Robert Busch, MD:I’m sure you’ll get to GLP1s. It’s just like you love your son and your daughter; they’re both our favorites. SGLT2 inhibitors block the absorption of glucose at the proximal tubule, so you release sugar, salt, and water in the urine. The sugar doesn’t come out as Domino sugar crystals—it’s pulling salt and water. You have lower blood pressure, lower weight, and lower fasting postprandial glucose and A1C. They don’t cause hypoglycemia. That alone would be enough—a drug that doesn’t cause hypoglycemia and lowers weight and blood pressure. But there’s more, as you well know. These drugs have a variety of other great benefits. They lower MI [myocardial infarction], stroke, and death risk. In the EMPA-REG OUTCOME study, they lowered risk of cardiac death. Some prevent heart failure. They treat heart failure with reduced ejection fraction. They are our be-all-and-end-all oral agent. We love them, except that there are some potential adverse effects and counseling that the patient has to have with them.

Paul Thompson, MD: Yes. I intentionally saved 1 of the best drug classes for last. Those are the GLP1 agonists.

Robert Busch, MD:The GLP1 agonists are drugs that have multiple benefits. They lower appetite. They delay stomach emptying. They lower sugar production in the liver by lowering glucagon, and they increase insulin if the glucose is elevated. They’re smart secretagogues. They put out insulin when you need it like a thermostat. Even if the beta cell doesn’t work well, they still lower appearance of sugar. They still lower appetite, so that means fewer calories in by mouth, fewer calories in by stomach, and fewer calories in by liver. You can use them late in the course of diabetes or early in the course of diabetes. Most of them are injectable, either twice a day, once a day, or once a week. There is a relatively new oral GLP1 inhibitor that’s taken in a specific way daily, first thing in the morning. The other big benefit of these drugs is that they lower MI, stroke, and death risk. Several of them have very positive cardiac outcome studies.

Paul Thompson, MD: One of the most attractive things that you pointed out is the fact that they are associated with weight loss, so it actually helps control the underlying cause.

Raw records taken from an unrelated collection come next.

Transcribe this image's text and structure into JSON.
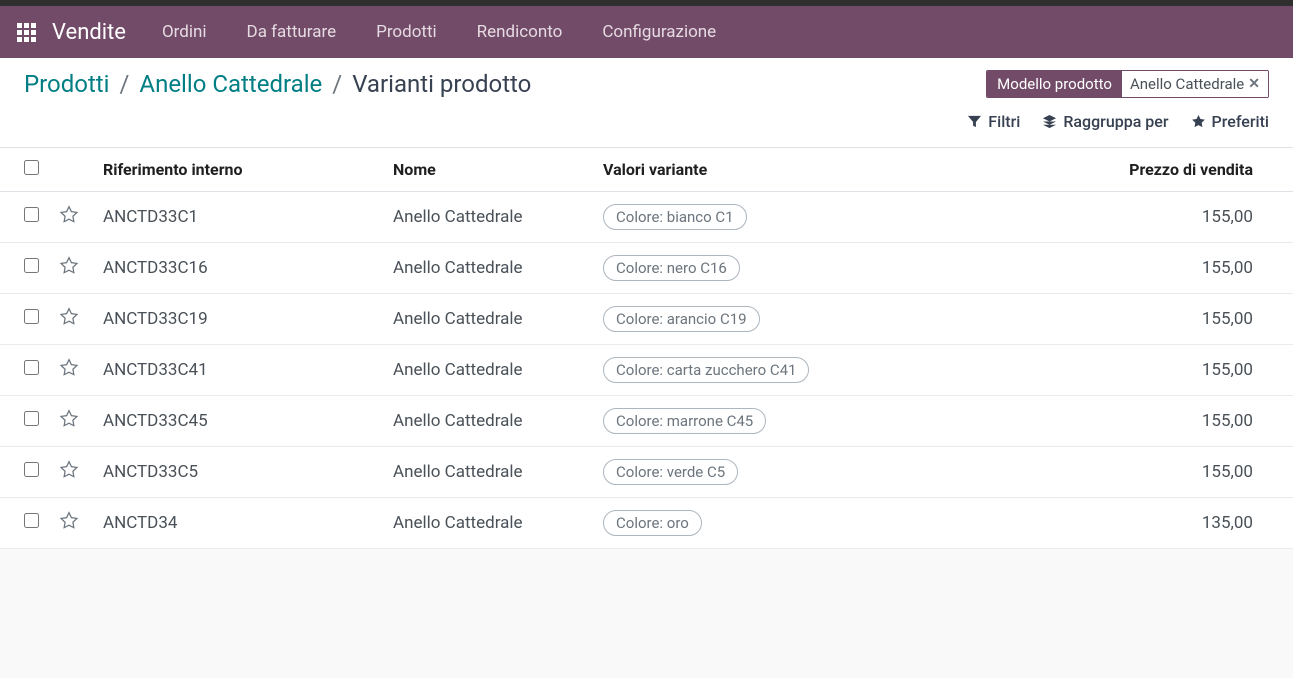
{
  "nav": {
    "app_title": "Vendite",
    "items": [
      "Ordini",
      "Da fatturare",
      "Prodotti",
      "Rendiconto",
      "Configurazione"
    ]
  },
  "breadcrumb": {
    "parts": [
      {
        "label": "Prodotti",
        "link": true
      },
      {
        "label": "Anello Cattedrale",
        "link": true
      },
      {
        "label": "Varianti prodotto",
        "link": false
      }
    ]
  },
  "search_facet": {
    "label": "Modello prodotto",
    "value": "Anello Cattedrale"
  },
  "tools": {
    "filters": "Filtri",
    "groupby": "Raggruppa per",
    "favorites": "Preferiti"
  },
  "table": {
    "headers": {
      "reference": "Riferimento interno",
      "name": "Nome",
      "variant": "Valori variante",
      "price": "Prezzo di vendita"
    },
    "rows": [
      {
        "reference": "ANCTD33C1",
        "name": "Anello Cattedrale",
        "variant": "Colore: bianco C1",
        "price": "155,00"
      },
      {
        "reference": "ANCTD33C16",
        "name": "Anello Cattedrale",
        "variant": "Colore: nero C16",
        "price": "155,00"
      },
      {
        "reference": "ANCTD33C19",
        "name": "Anello Cattedrale",
        "variant": "Colore: arancio C19",
        "price": "155,00"
      },
      {
        "reference": "ANCTD33C41",
        "name": "Anello Cattedrale",
        "variant": "Colore: carta zucchero C41",
        "price": "155,00"
      },
      {
        "reference": "ANCTD33C45",
        "name": "Anello Cattedrale",
        "variant": "Colore: marrone C45",
        "price": "155,00"
      },
      {
        "reference": "ANCTD33C5",
        "name": "Anello Cattedrale",
        "variant": "Colore: verde C5",
        "price": "155,00"
      },
      {
        "reference": "ANCTD34",
        "name": "Anello Cattedrale",
        "variant": "Colore: oro",
        "price": "135,00"
      }
    ]
  }
}
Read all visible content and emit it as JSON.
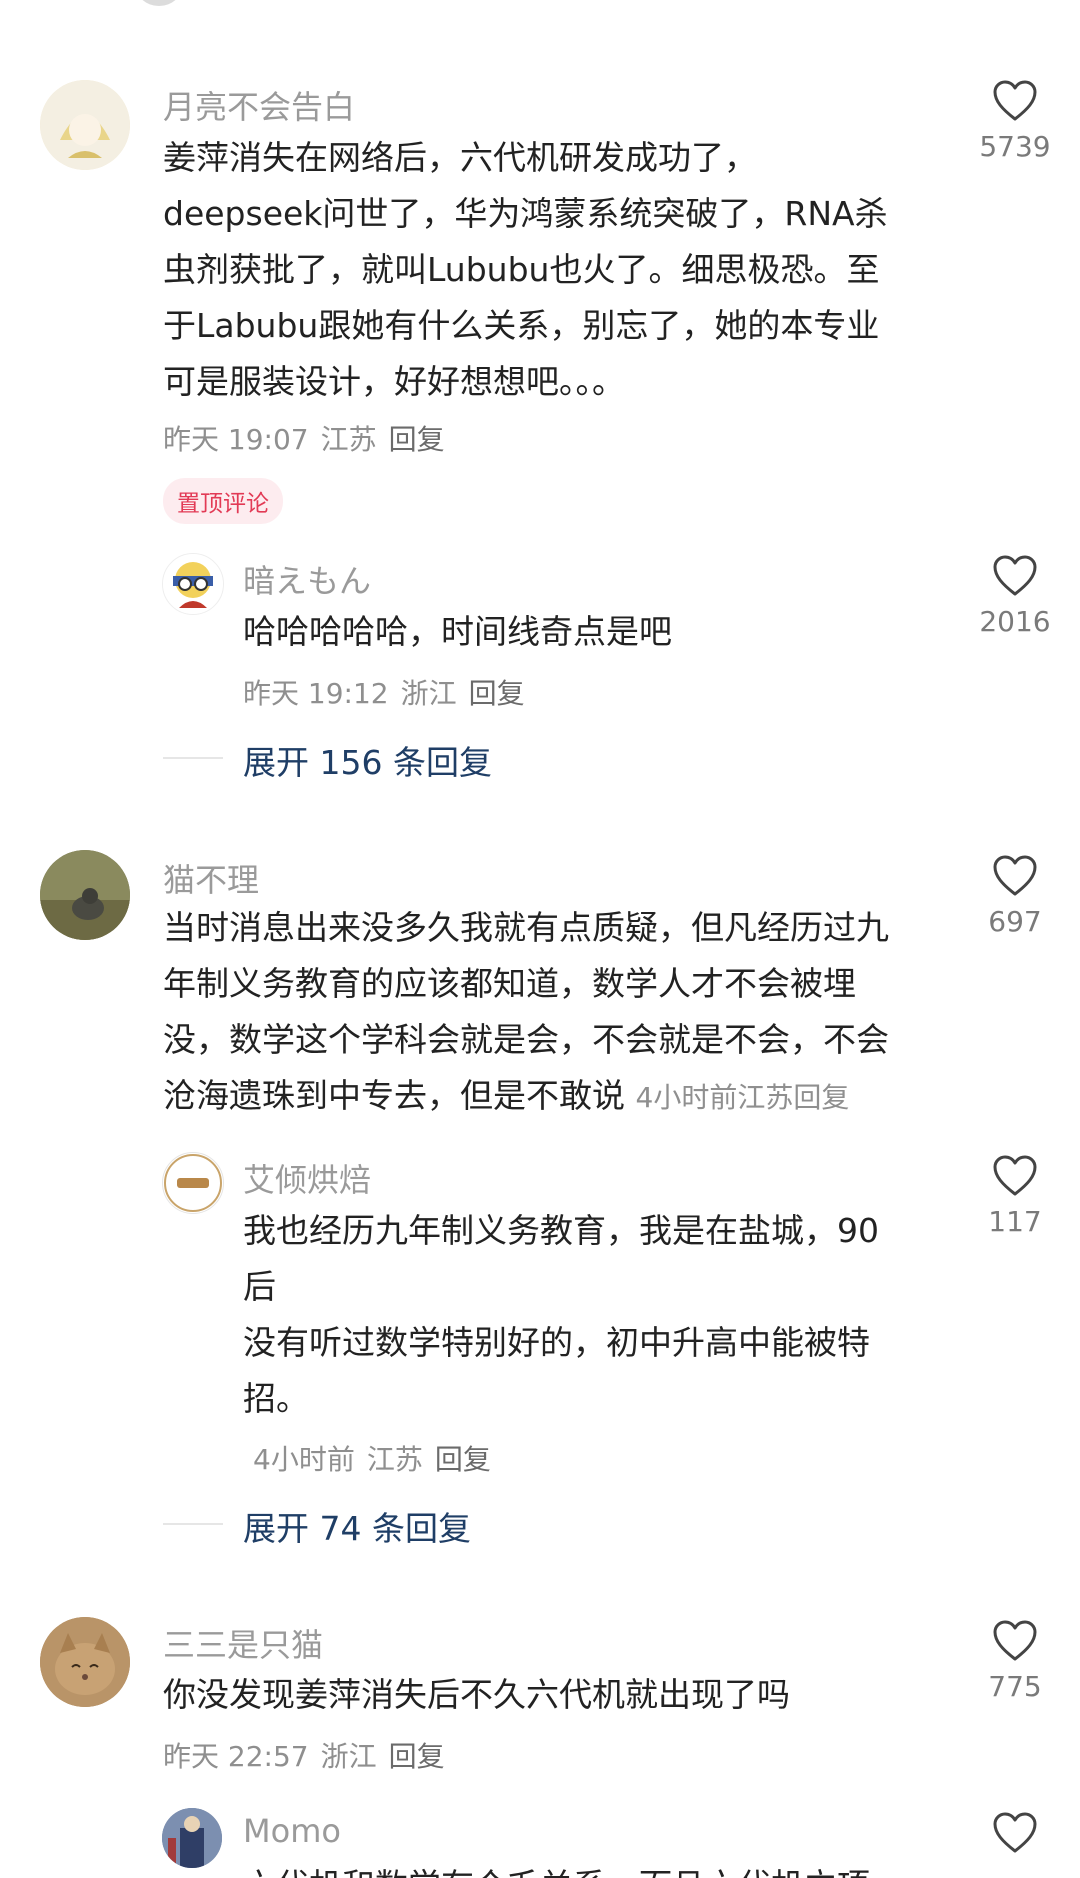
{
  "comments": [
    {
      "username": "月亮不会告白",
      "text_lines": [
        "姜萍消失在网络后，六代机研发成功了，",
        "deepseek问世了，华为鸿蒙系统突破了，RNA杀",
        "虫剂获批了，就叫Lububu也火了。细思极恐。至",
        "于Labubu跟她有什么关系，别忘了，她的本专业",
        "可是服装设计，好好想想吧。。。"
      ],
      "time": "昨天 19:07",
      "location": "江苏",
      "reply_label": "回复",
      "likes": "5739",
      "badge": "置顶评论",
      "replies": [
        {
          "username": "暗えもん",
          "text": "哈哈哈哈哈，时间线奇点是吧",
          "time": "昨天 19:12",
          "location": "浙江",
          "reply_label": "回复",
          "likes": "2016"
        }
      ],
      "expand_label": "展开 156 条回复"
    },
    {
      "username": "猫不理",
      "text_lines": [
        "当时消息出来没多久我就有点质疑，但凡经历过九",
        "年制义务教育的应该都知道，数学人才不会被埋",
        "没，数学这个学科会就是会，不会就是不会，不会",
        "沧海遗珠到中专去，但是不敢说"
      ],
      "time": "4小时前",
      "location": "江苏",
      "reply_label": "回复",
      "likes": "697",
      "replies": [
        {
          "username": "艾倾烘焙",
          "text_lines": [
            "我也经历九年制义务教育，我是在盐城，90",
            "后",
            "没有听过数学特别好的，初中升高中能被特",
            "招。"
          ],
          "time": "4小时前",
          "location": "江苏",
          "reply_label": "回复",
          "likes": "117"
        }
      ],
      "expand_label": "展开 74 条回复"
    },
    {
      "username": "三三是只猫",
      "text": "你没发现姜萍消失后不久六代机就出现了吗",
      "time": "昨天 22:57",
      "location": "浙江",
      "reply_label": "回复",
      "likes": "775",
      "replies": [
        {
          "username": "Momo",
          "text_partial": "六代机和数学有个毛关系，而且六代机立项"
        }
      ]
    }
  ],
  "icons": {
    "like": "heart-outline-icon"
  },
  "colors": {
    "badge_text": "#e23a55",
    "badge_bg": "#fdecef",
    "expand_link": "#1f3e66"
  }
}
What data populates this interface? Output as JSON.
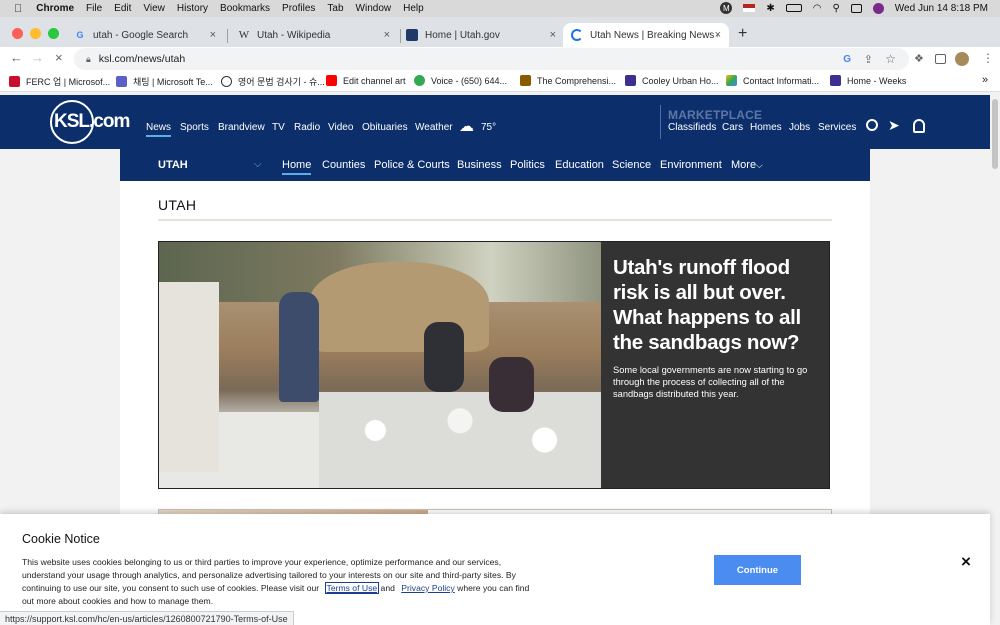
{
  "menubar": {
    "app": "Chrome",
    "items": [
      "File",
      "Edit",
      "View",
      "History",
      "Bookmarks",
      "Profiles",
      "Tab",
      "Window",
      "Help"
    ],
    "datetime": "Wed Jun 14  8:18 PM"
  },
  "tabs": [
    {
      "title": "utah - Google Search",
      "favicon": "google-icon"
    },
    {
      "title": "Utah - Wikipedia",
      "favicon": "wikipedia-icon"
    },
    {
      "title": "Home | Utah.gov",
      "favicon": "utahgov-icon"
    },
    {
      "title": "Utah News | Breaking News & I",
      "favicon": "loading-icon"
    }
  ],
  "address": {
    "url": "ksl.com/news/utah"
  },
  "bookmarks": [
    {
      "label": "FERC 업 | Microsof...",
      "color": "#c8102e"
    },
    {
      "label": "채팅 | Microsoft Te...",
      "color": "#5b5fc7"
    },
    {
      "label": "영어 문법 검사기 - 슈...",
      "color": "#333333"
    },
    {
      "label": "Edit channel art",
      "color": "#ff0000"
    },
    {
      "label": "Voice - (650) 644...",
      "color": "#34a853"
    },
    {
      "label": "The Comprehensi...",
      "color": "#8a5a00"
    },
    {
      "label": "Cooley Urban Ho...",
      "color": "#3b2f8f"
    },
    {
      "label": "Contact Informati...",
      "color": "#fbbc05"
    },
    {
      "label": "Home - Weeks",
      "color": "#3b2f8f"
    }
  ],
  "site": {
    "logo": "KSL.com",
    "nav": [
      "News",
      "Sports",
      "Brandview",
      "TV",
      "Radio",
      "Video",
      "Obituaries",
      "Weather"
    ],
    "temperature": "75°",
    "marketplace_label": "MARKETPLACE",
    "market_nav": [
      "Classifieds",
      "Cars",
      "Homes",
      "Jobs",
      "Services"
    ],
    "colors": {
      "header": "#0c2e6b",
      "accent": "#5ab0e6"
    }
  },
  "subnav": {
    "section": "UTAH",
    "items": [
      "Home",
      "Counties",
      "Police & Courts",
      "Business",
      "Politics",
      "Education",
      "Science",
      "Environment",
      "More"
    ]
  },
  "page": {
    "heading": "UTAH"
  },
  "lead_story": {
    "headline": "Utah's runoff flood risk is all but over. What happens to all the sandbags now?",
    "summary": "Some local governments are now starting to go through the process of collecting all of the sandbags distributed this year."
  },
  "cookie": {
    "title": "Cookie Notice",
    "body_1": "This website uses cookies belonging to us or third parties to improve your experience, optimize performance and our services, understand your usage through analytics, and personalize advertising tailored to your interests on our site and third-party sites. By continuing to use our site, you consent to such use of cookies. Please visit our",
    "terms_link": "Terms of Use",
    "and": "and",
    "privacy_link": "Privacy Policy",
    "body_2": "where you can find out more about cookies and how to manage them.",
    "continue_label": "Continue",
    "close_label": "×"
  },
  "status_url": "https://support.ksl.com/hc/en-us/articles/1260800721790-Terms-of-Use"
}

We never hit on the glitazones. We never said anything about pioglitazone. That’s not a frequently used drug. It’s not loved by cardiologists because people get fluid retention and can go into heart failure. Do you have a passing thought on pioglitazone?

Robert Busch, MD:Yes, as a lipidologist, you know that pioglitazone lowers triglycerides. It had good outcome studies. The PROactive study would have been positive, except that they included vascular events as part of the MI, stroke, and death outcomes. They added revascularization, and that killed the study. If you looked at 3-point MACE [major adverse cardiovascular events] in their outcome study, they lowered that, and specifically lowered stroke. In Connecticut, Dr Silvio Inzucchi et al. did the IRIS trial in patients who had MI or stroke in the past but did not have diabetes. When they gave patients pioglitazone, it lowered risk of stroke and MI by 25%. We do like that as a heart-smart drug, as long as the patient hasn’t had bladder cancer or history of heart failure. They got a bad rap because of the heart failure, but we can listen to the patients’ lungs. Sometimes, I do a BNP [brain natriuretic peptide] level on some of my patients if I’m worried about heart failure. I follow that to make sure, and I use lower doses than I once did. I use 15 mg or 30 mg. I don’t go to 45 mg.

Paul Thompson, MD: Be careful with this pro-BNP stuff. I don’t want you invading cardiology.

Robert Busch, MD:OK.

Paul Thompson, MD: That’s very smart. In most cases, we have other drugs, so I don’t use them a lot. I don’t use pioglitazone a lot, but I wanted your input on that.

Transcript Edited for Clarity